Equality body: Courts have failed Christians
Tue, 12 Jul 2011
Courts should have done more to protect Christians affected by equality laws, the Equality and Human Rights Commission has said.
In a significant development, the commission says judges have interpreted laws too narrowly, and set the bar too high for Christians to prove discrimination.
The commission also thinks employers should do more to “reasonably accommodate” employees with religious beliefs – just like they do with disabled staff.
It is a considerable shift in emphasis at the commission, which has in the past appeared to be hostile to religious liberty cases brought by Christians.
In one damaging case a lawyer for the commission suggested that Christian foster carers are a risk because they may ‘infect’ children.
In another instance, the commission funded a case against Christian B&B owners who restricted double rooms to married couples. When the commission won, its lawyers demanded a harsher penalty against the Christians.
And recently the commission’s chairman, Sir Trevor Phillips, caused damage when he said Christians were more militant than Muslims in making discrimination claims.
But now the Commission has announced that it will intervene – for the benefit of religious people and others – in four religious liberty cases heading for the European Court of Human Rights.
One of the cases is that of Lillian Ladele, a Christian registrar who was disciplined by bosses at Islington Council because of her stance on homosexual civil partnerships.
She was disciplined when she asked for her religious beliefs about homosexual civil partnerships to be accommodated in the workplace. Her legal defence is being supported by The Christian Institute.
The three other cases heading for Europe involve two workers who were banned from wearing a cross, and a relationship counsellor who was dismissed for refusing to give sex advice to homosexuals.
The commission’s John Wadham said: “Our intervention in these cases would encourage judges to interpret the law more broadly and more clearly to the benefit of people who are religious and those who are not.
“The idea of making reasonable adjustments to accommodate a person’s needs has served disability discrimination law well for decades.
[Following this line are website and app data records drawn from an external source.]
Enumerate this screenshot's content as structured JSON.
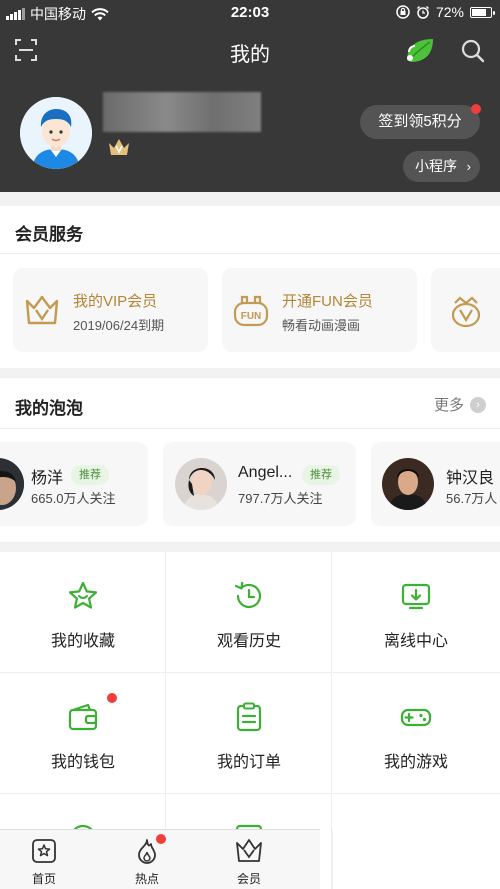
{
  "status_bar": {
    "carrier": "中国移动",
    "time": "22:03",
    "battery": "72%"
  },
  "nav": {
    "title": "我的"
  },
  "profile": {
    "checkin_label": "签到领5积分",
    "mini_program_label": "小程序",
    "mini_program_chevron": "›"
  },
  "vip_section": {
    "title": "会员服务",
    "cards": [
      {
        "title": "我的VIP会员",
        "subtitle": "2019/06/24到期",
        "icon": "crown-v-icon"
      },
      {
        "title": "开通FUN会员",
        "subtitle": "畅看动画漫画",
        "icon": "fun-icon"
      },
      {
        "title": "",
        "subtitle": "",
        "icon": "crown-v-icon"
      }
    ]
  },
  "bubble_section": {
    "title": "我的泡泡",
    "more_label": "更多",
    "more_chevron": "›",
    "items": [
      {
        "name": "杨洋",
        "tag": "推荐",
        "followers": "665.0万人关注"
      },
      {
        "name": "Angel...",
        "tag": "推荐",
        "followers": "797.7万人关注"
      },
      {
        "name": "钟汉良",
        "tag": "",
        "followers": "56.7万人"
      }
    ]
  },
  "grid": {
    "items": [
      {
        "label": "我的收藏",
        "icon": "star-icon"
      },
      {
        "label": "观看历史",
        "icon": "history-icon"
      },
      {
        "label": "离线中心",
        "icon": "download-icon"
      },
      {
        "label": "我的钱包",
        "icon": "wallet-icon"
      },
      {
        "label": "我的订单",
        "icon": "order-icon"
      },
      {
        "label": "我的游戏",
        "icon": "gamepad-icon"
      }
    ]
  },
  "tabbar": {
    "items": [
      {
        "label": "首页",
        "icon": "home-icon"
      },
      {
        "label": "热点",
        "icon": "flame-icon"
      },
      {
        "label": "会员",
        "icon": "vip-crown-icon"
      }
    ]
  },
  "colors": {
    "accent_green": "#3cb034",
    "gold": "#b38637",
    "header_bg": "#383838",
    "badge_red": "#f23d3d"
  }
}
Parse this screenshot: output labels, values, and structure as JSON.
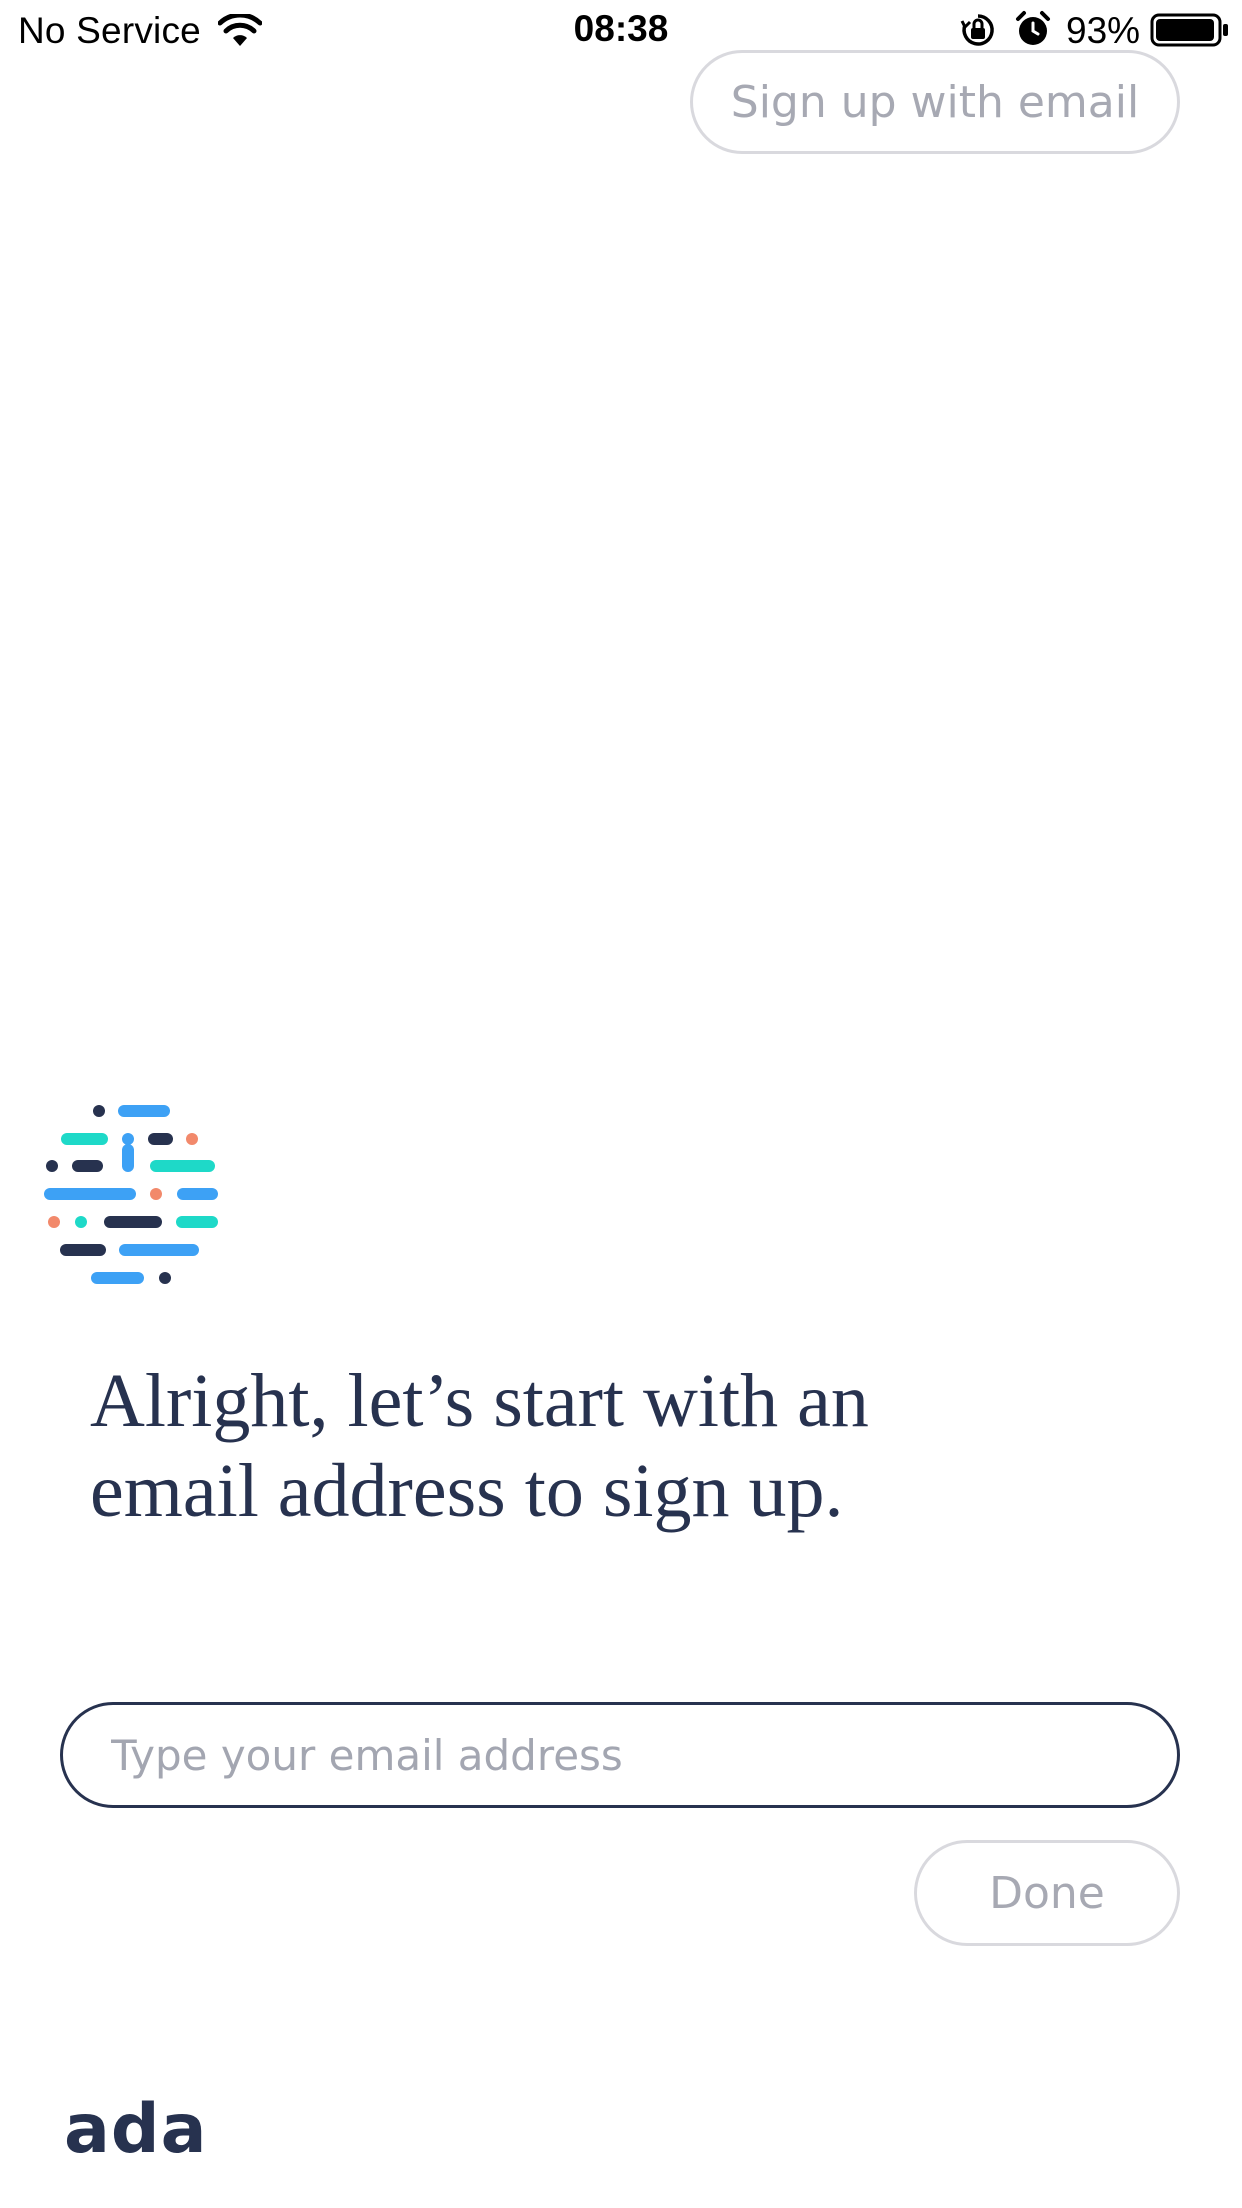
{
  "status_bar": {
    "carrier": "No Service",
    "time": "08:38",
    "battery_percent": "93%",
    "icons": [
      "wifi-icon",
      "orientation-lock-icon",
      "alarm-icon",
      "battery-icon"
    ]
  },
  "header": {
    "signup_email_label": "Sign up with email"
  },
  "chat": {
    "prompt": "Alright, let’s start with an email address to sign up.",
    "email_placeholder": "Type your email address",
    "email_value": "",
    "done_label": "Done"
  },
  "footer": {
    "brand": "ada"
  },
  "colors": {
    "navy": "#27324f",
    "blue": "#3da1f5",
    "teal": "#1ed9c8",
    "coral": "#f2896b",
    "muted_gray": "#a7a9b3",
    "pill_border": "#d9d9de"
  }
}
It seems reasonable that a similar concept could be adopted to allow someone to manifest their religious beliefs.”
The Christian Institute’s Mike Judge said: “We welcome this announcement from the commission. It will help Christians have more confidence that their genuine concerns are being listened to.
“Obviously, we await the precise details of the legal intervention by the commission, but we are encouraged by the tone of their announcement. It is a step in the right direction.
“We certainly believe more could be done to allow for a reasonable accommodation of religious beliefs in the workplace, and we hope that the courts will adopt a more tolerant approach to protecting religious liberty.”